I have sought feedback on my preaching recently, and this proved extremely helpful, not just for my preaching skills, but the feedback had ripple effects into how I communicate generally.
Don’t simply ask general questions – do you have any feedback? Ask specific questions : About what you’re wearing? About your marriage? Or your communication and so on.
And ask clarifying questions: Can you give me an example that helps me understand? Can you help me understand what I could do better next time? What do you do that helps you think that way?
Instead of responding defensively ask : Tell me more or help me understand Seek feedback ahead of time if you can.
Seeking feedback before an event, a presentation, an interview or any activity will help you perfect it or even drop a decision you were going to make.
And of course, after each activity you have played a role in, seek feedback from your leader or your team, and come with questions.
3. Don’t let it get too personal
Often a reason we don’t like feedback is because we think it’s a critic of who we are. But it’s not, it’s a critic of what we do, of our performance and actions.
Craig Groeschel puts it like this : We separate the do from the who. If we translate feedback as a personal critic or attack, we easily get defensive.
When you find yourself getting most defensive, that is when you really need to listen. It indicates a vulnerable area which gives you the most opportunity to grow.
When we receive feedback we can’t afford to be fixed on how it is we do things. Our actions can change.
Feedback is not about who you are, but it is helping you get better every day. Helpful and timely feedback is the only way to become what you need to become, and values those who are around you

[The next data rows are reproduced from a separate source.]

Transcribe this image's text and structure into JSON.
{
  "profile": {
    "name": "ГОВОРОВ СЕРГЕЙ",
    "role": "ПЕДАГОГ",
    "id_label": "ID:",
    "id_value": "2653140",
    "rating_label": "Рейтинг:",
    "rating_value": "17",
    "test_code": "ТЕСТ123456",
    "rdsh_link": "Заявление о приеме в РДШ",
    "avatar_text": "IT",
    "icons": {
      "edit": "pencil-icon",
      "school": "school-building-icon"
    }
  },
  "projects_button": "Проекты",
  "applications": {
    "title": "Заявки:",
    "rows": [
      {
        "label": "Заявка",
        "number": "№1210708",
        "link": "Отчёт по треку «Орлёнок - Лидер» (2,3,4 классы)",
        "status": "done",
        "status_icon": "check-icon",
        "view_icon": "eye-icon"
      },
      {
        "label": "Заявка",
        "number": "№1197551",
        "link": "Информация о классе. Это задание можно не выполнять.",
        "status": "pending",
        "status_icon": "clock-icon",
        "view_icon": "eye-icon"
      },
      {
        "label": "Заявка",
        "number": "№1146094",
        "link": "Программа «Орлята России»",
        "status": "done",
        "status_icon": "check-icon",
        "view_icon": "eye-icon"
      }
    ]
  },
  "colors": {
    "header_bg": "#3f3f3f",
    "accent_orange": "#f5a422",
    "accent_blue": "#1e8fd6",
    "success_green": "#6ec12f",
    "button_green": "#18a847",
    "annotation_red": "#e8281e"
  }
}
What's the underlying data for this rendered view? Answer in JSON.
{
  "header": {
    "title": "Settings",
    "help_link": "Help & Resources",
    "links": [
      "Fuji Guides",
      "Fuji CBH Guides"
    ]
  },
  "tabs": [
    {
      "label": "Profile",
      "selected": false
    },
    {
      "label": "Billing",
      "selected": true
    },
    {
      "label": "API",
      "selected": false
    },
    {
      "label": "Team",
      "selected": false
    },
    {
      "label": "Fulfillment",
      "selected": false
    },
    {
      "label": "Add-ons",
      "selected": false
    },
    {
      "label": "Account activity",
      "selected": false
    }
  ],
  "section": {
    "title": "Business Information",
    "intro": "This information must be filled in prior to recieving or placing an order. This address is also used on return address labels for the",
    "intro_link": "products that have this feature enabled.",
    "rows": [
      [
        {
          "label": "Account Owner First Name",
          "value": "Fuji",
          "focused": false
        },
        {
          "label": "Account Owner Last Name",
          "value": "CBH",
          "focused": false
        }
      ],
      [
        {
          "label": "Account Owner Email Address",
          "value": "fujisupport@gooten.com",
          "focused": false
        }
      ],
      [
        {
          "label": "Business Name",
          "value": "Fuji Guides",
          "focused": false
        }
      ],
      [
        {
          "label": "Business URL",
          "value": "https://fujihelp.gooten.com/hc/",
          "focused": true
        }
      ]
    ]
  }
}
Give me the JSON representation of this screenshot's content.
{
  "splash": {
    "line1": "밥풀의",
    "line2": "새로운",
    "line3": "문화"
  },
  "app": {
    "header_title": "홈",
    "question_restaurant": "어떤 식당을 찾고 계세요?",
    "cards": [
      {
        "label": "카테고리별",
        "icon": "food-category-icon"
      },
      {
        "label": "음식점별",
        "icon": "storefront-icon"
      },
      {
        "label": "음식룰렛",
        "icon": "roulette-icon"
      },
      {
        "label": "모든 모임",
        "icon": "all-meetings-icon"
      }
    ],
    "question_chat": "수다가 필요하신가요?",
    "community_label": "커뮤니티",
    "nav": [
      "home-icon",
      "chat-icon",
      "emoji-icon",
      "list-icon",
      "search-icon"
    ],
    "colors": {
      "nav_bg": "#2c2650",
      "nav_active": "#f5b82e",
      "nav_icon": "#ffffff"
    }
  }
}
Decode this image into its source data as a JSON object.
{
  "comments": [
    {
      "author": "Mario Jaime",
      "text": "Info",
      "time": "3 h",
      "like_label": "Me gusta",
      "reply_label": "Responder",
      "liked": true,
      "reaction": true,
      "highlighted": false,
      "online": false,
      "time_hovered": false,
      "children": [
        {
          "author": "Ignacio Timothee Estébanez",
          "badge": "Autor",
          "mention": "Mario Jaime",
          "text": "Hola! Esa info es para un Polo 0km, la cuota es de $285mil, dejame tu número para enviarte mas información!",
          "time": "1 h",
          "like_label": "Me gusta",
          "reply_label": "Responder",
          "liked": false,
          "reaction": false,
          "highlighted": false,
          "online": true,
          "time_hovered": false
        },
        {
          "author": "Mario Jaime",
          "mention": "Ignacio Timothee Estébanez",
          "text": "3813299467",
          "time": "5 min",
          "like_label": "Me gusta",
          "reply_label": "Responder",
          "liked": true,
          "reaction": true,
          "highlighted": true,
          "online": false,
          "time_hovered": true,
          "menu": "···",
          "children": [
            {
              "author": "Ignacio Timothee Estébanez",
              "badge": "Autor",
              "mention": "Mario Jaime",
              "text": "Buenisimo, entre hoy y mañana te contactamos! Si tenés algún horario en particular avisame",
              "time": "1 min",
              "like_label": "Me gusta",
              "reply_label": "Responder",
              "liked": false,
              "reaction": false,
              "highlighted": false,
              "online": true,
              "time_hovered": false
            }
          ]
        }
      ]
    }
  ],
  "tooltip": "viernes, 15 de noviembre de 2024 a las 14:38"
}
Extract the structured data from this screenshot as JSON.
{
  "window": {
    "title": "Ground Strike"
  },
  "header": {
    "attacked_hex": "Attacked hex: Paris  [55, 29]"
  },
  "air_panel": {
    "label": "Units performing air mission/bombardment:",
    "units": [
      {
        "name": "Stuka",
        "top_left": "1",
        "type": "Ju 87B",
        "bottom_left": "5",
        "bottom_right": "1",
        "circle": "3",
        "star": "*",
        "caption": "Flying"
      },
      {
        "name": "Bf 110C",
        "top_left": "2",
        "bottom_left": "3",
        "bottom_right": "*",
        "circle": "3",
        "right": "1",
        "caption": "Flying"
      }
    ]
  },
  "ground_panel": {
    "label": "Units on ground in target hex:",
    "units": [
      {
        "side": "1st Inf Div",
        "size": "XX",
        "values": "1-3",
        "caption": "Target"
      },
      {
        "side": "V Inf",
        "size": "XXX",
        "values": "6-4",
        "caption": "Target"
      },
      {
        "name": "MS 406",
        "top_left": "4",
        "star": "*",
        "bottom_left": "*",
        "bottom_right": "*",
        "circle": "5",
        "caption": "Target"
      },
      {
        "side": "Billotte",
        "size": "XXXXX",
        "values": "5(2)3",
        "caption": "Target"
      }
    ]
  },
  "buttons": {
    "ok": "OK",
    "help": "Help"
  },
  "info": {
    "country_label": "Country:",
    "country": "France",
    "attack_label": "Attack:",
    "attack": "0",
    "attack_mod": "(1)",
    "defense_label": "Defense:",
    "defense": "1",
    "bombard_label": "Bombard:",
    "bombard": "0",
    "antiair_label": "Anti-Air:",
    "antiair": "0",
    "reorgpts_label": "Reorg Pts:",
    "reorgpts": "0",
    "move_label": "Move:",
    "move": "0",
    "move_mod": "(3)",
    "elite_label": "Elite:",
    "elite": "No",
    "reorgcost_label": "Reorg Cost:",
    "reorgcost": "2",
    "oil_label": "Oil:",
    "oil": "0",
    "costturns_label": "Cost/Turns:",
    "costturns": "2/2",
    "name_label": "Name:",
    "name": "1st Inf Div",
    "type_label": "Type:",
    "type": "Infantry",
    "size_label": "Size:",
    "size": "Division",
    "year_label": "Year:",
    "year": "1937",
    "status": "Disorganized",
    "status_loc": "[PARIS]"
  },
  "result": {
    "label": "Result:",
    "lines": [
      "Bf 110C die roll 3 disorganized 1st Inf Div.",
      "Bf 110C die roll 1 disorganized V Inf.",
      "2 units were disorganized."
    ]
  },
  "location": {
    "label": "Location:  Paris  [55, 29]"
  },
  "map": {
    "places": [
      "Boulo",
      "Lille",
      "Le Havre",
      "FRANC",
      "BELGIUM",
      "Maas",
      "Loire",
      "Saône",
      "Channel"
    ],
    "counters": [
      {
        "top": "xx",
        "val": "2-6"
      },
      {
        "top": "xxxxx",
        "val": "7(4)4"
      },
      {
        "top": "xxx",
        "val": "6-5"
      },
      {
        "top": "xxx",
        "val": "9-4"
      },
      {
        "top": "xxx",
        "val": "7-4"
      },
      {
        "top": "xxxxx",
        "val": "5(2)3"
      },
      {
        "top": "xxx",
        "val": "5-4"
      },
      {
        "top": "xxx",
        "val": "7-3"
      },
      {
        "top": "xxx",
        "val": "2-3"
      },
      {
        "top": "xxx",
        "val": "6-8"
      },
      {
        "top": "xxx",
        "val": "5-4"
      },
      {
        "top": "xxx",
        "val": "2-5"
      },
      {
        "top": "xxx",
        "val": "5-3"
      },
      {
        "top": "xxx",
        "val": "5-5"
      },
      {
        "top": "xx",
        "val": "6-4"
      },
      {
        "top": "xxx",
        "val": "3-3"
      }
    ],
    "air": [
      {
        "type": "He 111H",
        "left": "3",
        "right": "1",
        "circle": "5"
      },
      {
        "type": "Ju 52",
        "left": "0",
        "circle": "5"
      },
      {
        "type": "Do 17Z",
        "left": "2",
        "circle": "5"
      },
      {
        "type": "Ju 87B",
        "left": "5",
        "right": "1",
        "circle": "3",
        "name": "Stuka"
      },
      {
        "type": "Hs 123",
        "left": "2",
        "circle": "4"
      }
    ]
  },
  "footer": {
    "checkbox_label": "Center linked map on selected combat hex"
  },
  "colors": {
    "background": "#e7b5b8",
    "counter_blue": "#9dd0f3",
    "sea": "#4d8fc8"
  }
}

“Leaders who don’t listen to others will eventually be surrounded by leaders who have nothing to say” Andy Stanley